Kevin Hart’s former employee was indicted on Wednesday for defrauding the comedian out of more than a million dollars in bogus credit card charges.
Dylan Jason Syer, 29, was arraigned in New York on Wednesday for grand larceny, identity theft, and a host of other charges for racking up “unauthorized charges and purchases on the comedian’s credit cards” between 2017 to 2019.
“No one is immune to being targeted by fraudsters. This defendant, who owned a personal shopper business, used legitimate purchases to gain access and then allegedly continued to charge the actor’s credit cards for astronomical sums of money,” said Queens County District Attorney Melinda Katz.

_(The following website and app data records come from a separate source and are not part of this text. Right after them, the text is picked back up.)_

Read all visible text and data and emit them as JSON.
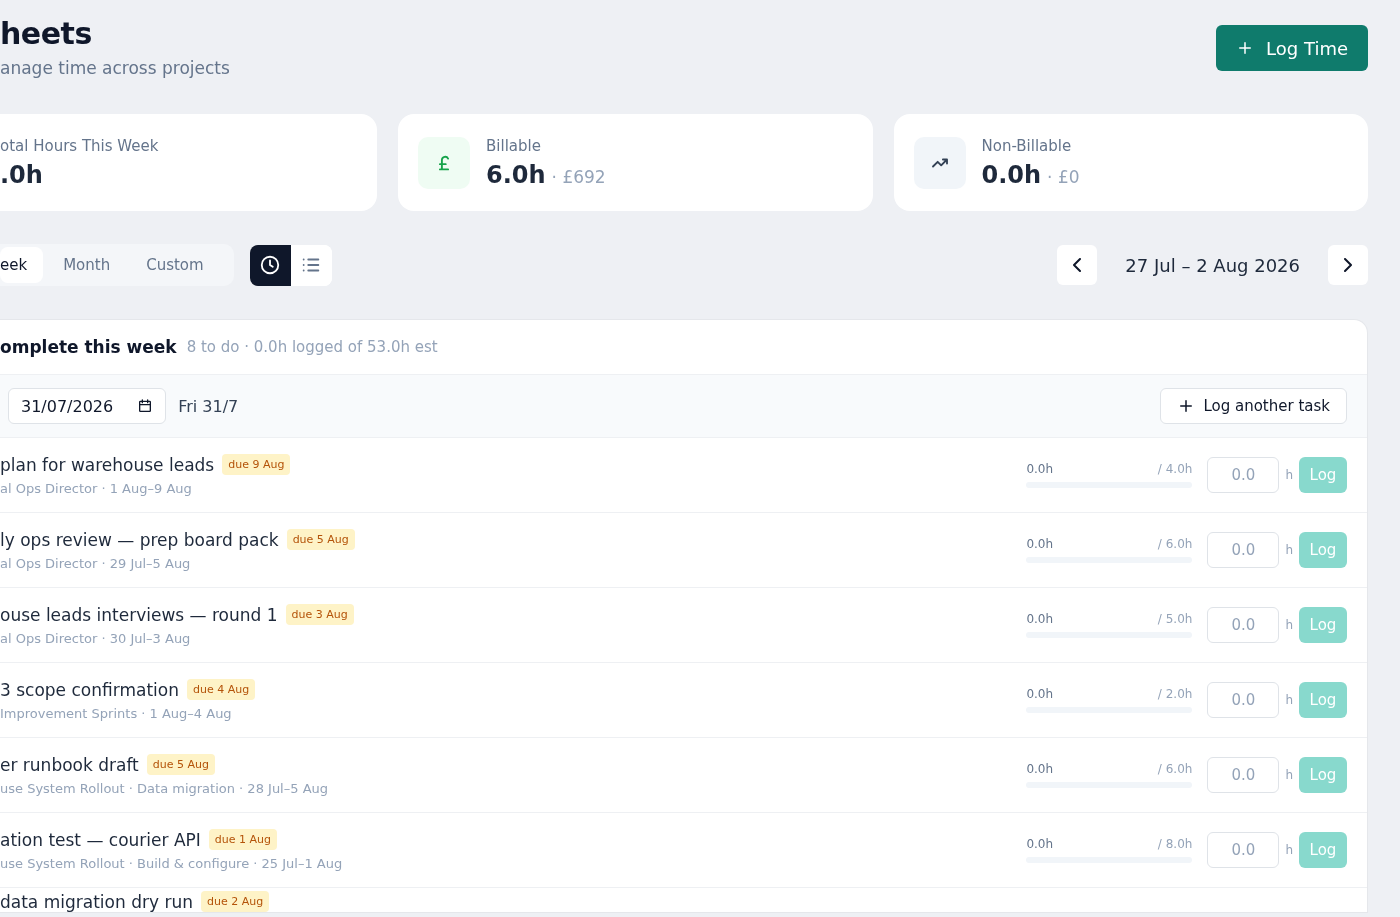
{
  "header": {
    "title": "heets",
    "subtitle": "anage time across projects",
    "action": {
      "label": "Log Time"
    }
  },
  "stats": [
    {
      "kind": "plain",
      "label": "otal Hours This Week",
      "value": ".0h"
    },
    {
      "kind": "billable",
      "label": "Billable",
      "value": "6.0h",
      "amount": "· £692"
    },
    {
      "kind": "trend",
      "label": "Non-Billable",
      "value": "0.0h",
      "amount": "· £0"
    }
  ],
  "period_tabs": [
    {
      "label": "eek",
      "selected": true
    },
    {
      "label": "Month",
      "selected": false
    },
    {
      "label": "Custom",
      "selected": false
    }
  ],
  "view_toggle": [
    {
      "kind": "clock",
      "selected": true
    },
    {
      "kind": "list",
      "selected": false
    }
  ],
  "date_range": "27 Jul – 2 Aug 2026",
  "panel": {
    "title": "omplete this week",
    "summary": "8 to do · 0.0h logged of 53.0h est",
    "date_field": {
      "value": "31/07/2026"
    },
    "day_label": "Fri 31/7",
    "add_button": "Log another task",
    "tasks": [
      {
        "title": "plan for warehouse leads",
        "due": "due 9 Aug",
        "meta": "al Ops Director · 1 Aug–9 Aug",
        "logged": "0.0h",
        "estimate": "/ 4.0h",
        "level": 0,
        "hours": {
          "placeholder": "0.0"
        },
        "unit": "h",
        "button": {
          "label": "Log",
          "disabled": true
        }
      },
      {
        "title": "ly ops review — prep board pack",
        "due": "due 5 Aug",
        "meta": "al Ops Director · 29 Jul–5 Aug",
        "logged": "0.0h",
        "estimate": "/ 6.0h",
        "level": 0,
        "hours": {
          "placeholder": "0.0"
        },
        "unit": "h",
        "button": {
          "label": "Log",
          "disabled": true
        }
      },
      {
        "title": "ouse leads interviews — round 1",
        "due": "due 3 Aug",
        "meta": "al Ops Director · 30 Jul–3 Aug",
        "logged": "0.0h",
        "estimate": "/ 5.0h",
        "level": 0,
        "hours": {
          "placeholder": "0.0"
        },
        "unit": "h",
        "button": {
          "label": "Log",
          "disabled": true
        }
      },
      {
        "title": "3 scope confirmation",
        "due": "due 4 Aug",
        "meta": "Improvement Sprints · 1 Aug–4 Aug",
        "logged": "0.0h",
        "estimate": "/ 2.0h",
        "level": 0,
        "hours": {
          "placeholder": "0.0"
        },
        "unit": "h",
        "button": {
          "label": "Log",
          "disabled": true
        }
      },
      {
        "title": "er runbook draft",
        "due": "due 5 Aug",
        "meta": "use System Rollout · Data migration · 28 Jul–5 Aug",
        "logged": "0.0h",
        "estimate": "/ 6.0h",
        "level": 0,
        "hours": {
          "placeholder": "0.0"
        },
        "unit": "h",
        "button": {
          "label": "Log",
          "disabled": true
        }
      },
      {
        "title": "ation test — courier API",
        "due": "due 1 Aug",
        "meta": "use System Rollout · Build & configure · 25 Jul–1 Aug",
        "logged": "0.0h",
        "estimate": "/ 8.0h",
        "level": 0,
        "hours": {
          "placeholder": "0.0"
        },
        "unit": "h",
        "button": {
          "label": "Log",
          "disabled": true
        }
      },
      {
        "title": "data migration dry run",
        "due": "due 2 Aug"
      }
    ]
  }
}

Syer, who owns a personal shopping business, was contracted to buy numerous items for the Jumanji star, and was given access to various credit card numbers to make the purchases. Over a course of 19 months, he used the cards to purchase himself over a million dollar’s worth of swag.

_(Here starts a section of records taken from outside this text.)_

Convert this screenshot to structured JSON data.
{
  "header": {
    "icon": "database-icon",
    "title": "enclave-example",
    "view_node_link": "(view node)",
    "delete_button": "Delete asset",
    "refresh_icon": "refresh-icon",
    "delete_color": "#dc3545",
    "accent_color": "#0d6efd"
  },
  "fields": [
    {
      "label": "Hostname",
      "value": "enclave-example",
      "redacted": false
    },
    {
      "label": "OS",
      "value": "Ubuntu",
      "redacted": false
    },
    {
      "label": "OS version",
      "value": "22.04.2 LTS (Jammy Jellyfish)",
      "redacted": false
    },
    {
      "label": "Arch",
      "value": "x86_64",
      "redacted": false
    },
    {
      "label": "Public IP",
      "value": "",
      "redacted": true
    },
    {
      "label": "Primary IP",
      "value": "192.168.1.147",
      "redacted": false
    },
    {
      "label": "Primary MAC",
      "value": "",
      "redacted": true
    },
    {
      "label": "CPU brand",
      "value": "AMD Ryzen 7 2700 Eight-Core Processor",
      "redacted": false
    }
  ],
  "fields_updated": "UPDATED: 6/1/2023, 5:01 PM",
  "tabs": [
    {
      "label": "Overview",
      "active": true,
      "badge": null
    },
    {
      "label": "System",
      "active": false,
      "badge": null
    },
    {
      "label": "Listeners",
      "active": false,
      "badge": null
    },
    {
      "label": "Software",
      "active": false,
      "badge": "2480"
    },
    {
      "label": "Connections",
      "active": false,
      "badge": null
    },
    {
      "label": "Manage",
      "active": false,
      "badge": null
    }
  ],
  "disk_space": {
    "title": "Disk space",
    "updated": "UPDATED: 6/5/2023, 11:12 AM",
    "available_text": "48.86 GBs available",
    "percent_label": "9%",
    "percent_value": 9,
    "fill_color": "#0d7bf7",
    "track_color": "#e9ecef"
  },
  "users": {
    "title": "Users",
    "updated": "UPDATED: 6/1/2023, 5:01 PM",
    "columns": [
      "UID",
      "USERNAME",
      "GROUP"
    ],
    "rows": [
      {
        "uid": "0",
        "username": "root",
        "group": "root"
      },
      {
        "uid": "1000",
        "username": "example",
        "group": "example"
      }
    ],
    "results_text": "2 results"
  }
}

Syer charged the comedian’s credit card to pour nearly $923,000 directly into his business account and purchased $240,000 in watches and jewelry. With Hart’s stolen cash, Syer bought himself fine art, collectibles, and luxury items including $400,000 in Patek Phillipe watches, a Sam Freidman painting, Louis Vuitton bags, and Bearbrick collectible dolls.

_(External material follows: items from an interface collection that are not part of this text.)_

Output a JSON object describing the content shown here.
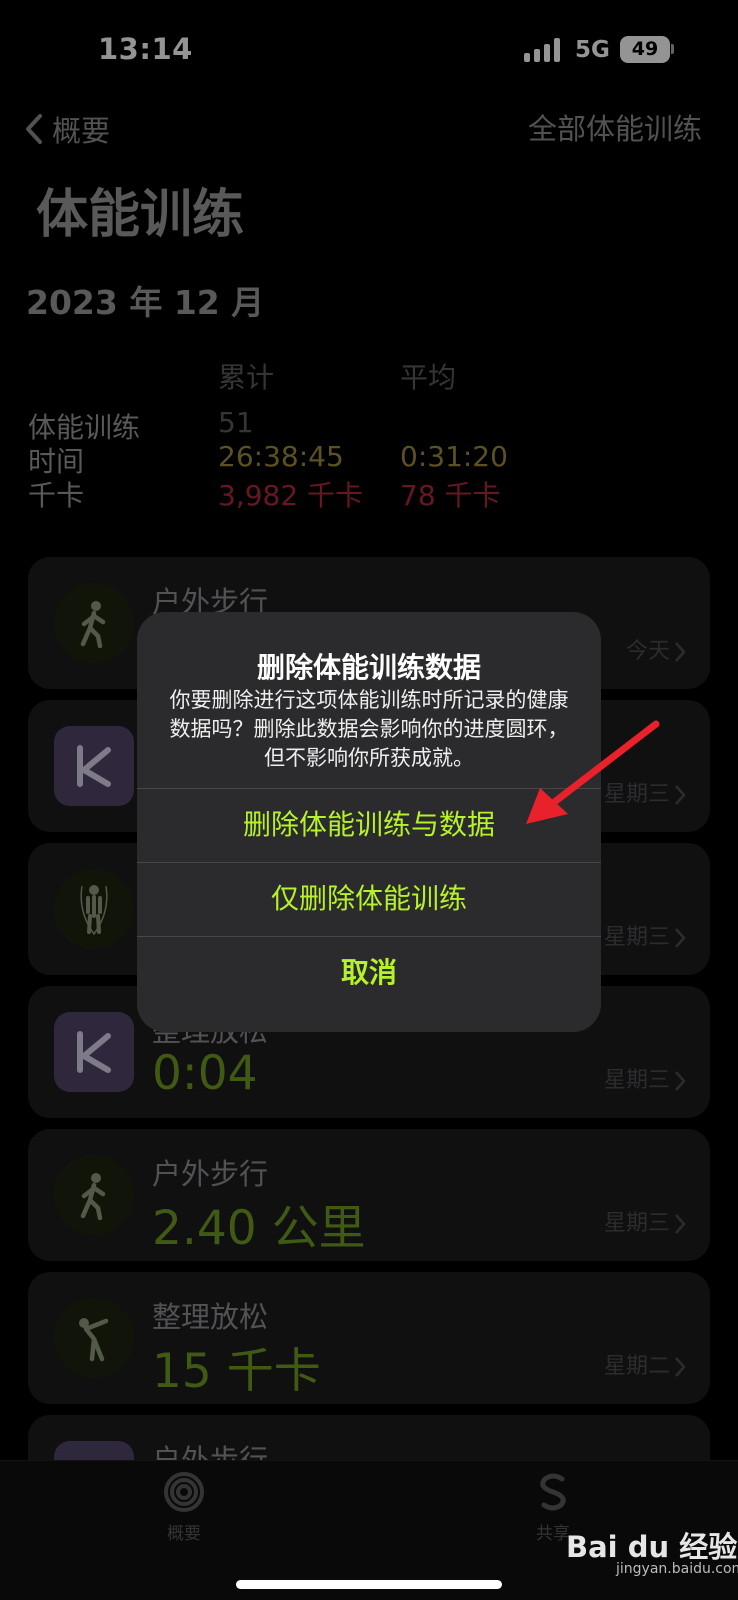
{
  "status_bar": {
    "time": "13:14",
    "network": "5G",
    "battery": "49"
  },
  "nav": {
    "back_label": "概要",
    "right_label": "全部体能训练"
  },
  "page_title": "体能训练",
  "month": "2023 年 12 月",
  "summary": {
    "col_total": "累计",
    "col_avg": "平均",
    "rows": [
      {
        "label": "体能训练",
        "total": "51",
        "avg": ""
      },
      {
        "label": "时间",
        "total": "26:38:45",
        "avg": "0:31:20"
      },
      {
        "label": "千卡",
        "total": "3,982 千卡",
        "avg": "78 千卡"
      }
    ]
  },
  "workouts": [
    {
      "icon": "walking-icon",
      "type": "户外步行",
      "value": "",
      "day": "今天"
    },
    {
      "icon": "keep-app-icon",
      "type": "",
      "value": "",
      "day": "星期三"
    },
    {
      "icon": "jump-rope-icon",
      "type": "",
      "value": "",
      "day": "星期三"
    },
    {
      "icon": "keep-app-icon",
      "type": "整理放松",
      "value": "0:04",
      "day": "星期三"
    },
    {
      "icon": "walking-icon",
      "type": "户外步行",
      "value": "2.40 公里",
      "day": "星期三"
    },
    {
      "icon": "stretching-icon",
      "type": "整理放松",
      "value": "15 千卡",
      "day": "星期二"
    },
    {
      "icon": "keep-app-icon",
      "type": "户外步行",
      "value": "",
      "day": ""
    }
  ],
  "dialog": {
    "title": "删除体能训练数据",
    "message": "你要删除进行这项体能训练时所记录的健康数据吗？删除此数据会影响你的进度圆环，但不影响你所获成就。",
    "delete_all_label": "删除体能训练与数据",
    "delete_workout_label": "仅删除体能训练",
    "cancel_label": "取消"
  },
  "tabbar": {
    "summary_label": "概要",
    "sharing_label": "共享"
  },
  "watermark": {
    "brand": "Bai du 经验",
    "url": "jingyan.baidu.com"
  },
  "colors": {
    "accent_green": "#b6f22a",
    "time_gold": "#a08a3c",
    "calorie_red": "#b0283c",
    "metric_green": "#6e9b22",
    "annotation_red": "#e8212b"
  }
}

“The defendant thought he was beyond reach and was living out his uber-rich lifestyle fantasies. But my team uncovered the bogus purchases – from the credit card charges being processed by the bank, down to tracking FedEx packages delivered to Syer’s home and business,” Katz commented.
Authorities seized more than $250,000 worth of cash and goods from Syer’s home on Wednesday, and the DA is filing asset forfeiture action to recover Hart’s stolen funds.
“I want to send a strong message to the defendant and others who seek financial gain through the victimization of others, that my team and I are committed to aggressively pursuing these actions and separating those who commit crimes from their ill-gotten gains, and returning those funds, where practical, to support the victims,” Katz cautioned.
Syer was indicted on 10-counts including grand larceny in the first and second degree, criminal possession of stolen property, scheme to defraud, and identity theft. If convicted of the crimes he faces up to 25 years in prison.